(Task inputs)
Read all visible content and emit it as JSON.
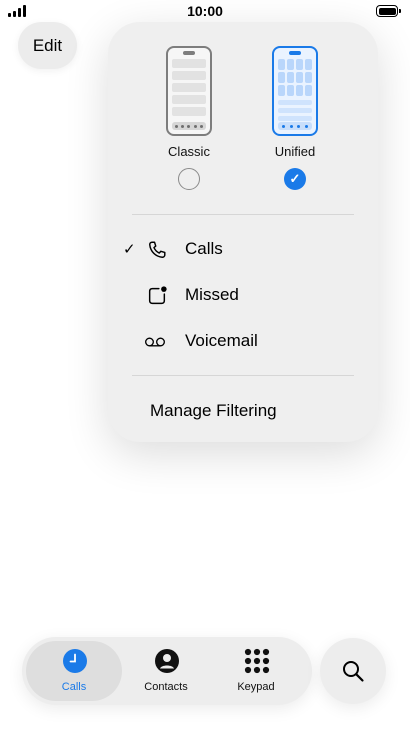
{
  "status_bar": {
    "time": "10:00"
  },
  "toolbar": {
    "edit_label": "Edit"
  },
  "layout_menu": {
    "options": [
      {
        "label": "Classic",
        "selected": false
      },
      {
        "label": "Unified",
        "selected": true
      }
    ],
    "items": [
      {
        "label": "Calls",
        "icon": "phone-icon",
        "checked": true
      },
      {
        "label": "Missed",
        "icon": "missed-icon",
        "checked": false
      },
      {
        "label": "Voicemail",
        "icon": "voicemail-icon",
        "checked": false
      }
    ],
    "manage_filtering": "Manage Filtering"
  },
  "tab_bar": {
    "tabs": [
      {
        "label": "Calls",
        "icon": "clock-icon",
        "active": true
      },
      {
        "label": "Contacts",
        "icon": "person-icon",
        "active": false
      },
      {
        "label": "Keypad",
        "icon": "keypad-icon",
        "active": false
      }
    ],
    "search_icon": "search-icon"
  },
  "colors": {
    "accent": "#1a7ae8",
    "menu_background": "#efefef",
    "pill_background": "#ececec"
  }
}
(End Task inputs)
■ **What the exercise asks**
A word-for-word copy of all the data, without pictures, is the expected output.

■ **Solution to the exercise**
Read all visible content and emit it as JSON.
{
  "status_bar": {
    "time": "10:00"
  },
  "toolbar": {
    "edit_label": "Edit"
  },
  "layout_menu": {
    "options": [
      {
        "label": "Classic",
        "selected": false
      },
      {
        "label": "Unified",
        "selected": true
      }
    ],
    "items": [
      {
        "label": "Calls",
        "icon": "phone-icon",
        "checked": true
      },
      {
        "label": "Missed",
        "icon": "missed-icon",
        "checked": false
      },
      {
        "label": "Voicemail",
        "icon": "voicemail-icon",
        "checked": false
      }
    ],
    "manage_filtering": "Manage Filtering"
  },
  "tab_bar": {
    "tabs": [
      {
        "label": "Calls",
        "icon": "clock-icon",
        "active": true
      },
      {
        "label": "Contacts",
        "icon": "person-icon",
        "active": false
      },
      {
        "label": "Keypad",
        "icon": "keypad-icon",
        "active": false
      }
    ],
    "search_icon": "search-icon"
  },
  "colors": {
    "accent": "#1a7ae8",
    "menu_background": "#efefef",
    "pill_background": "#ececec"
  }
}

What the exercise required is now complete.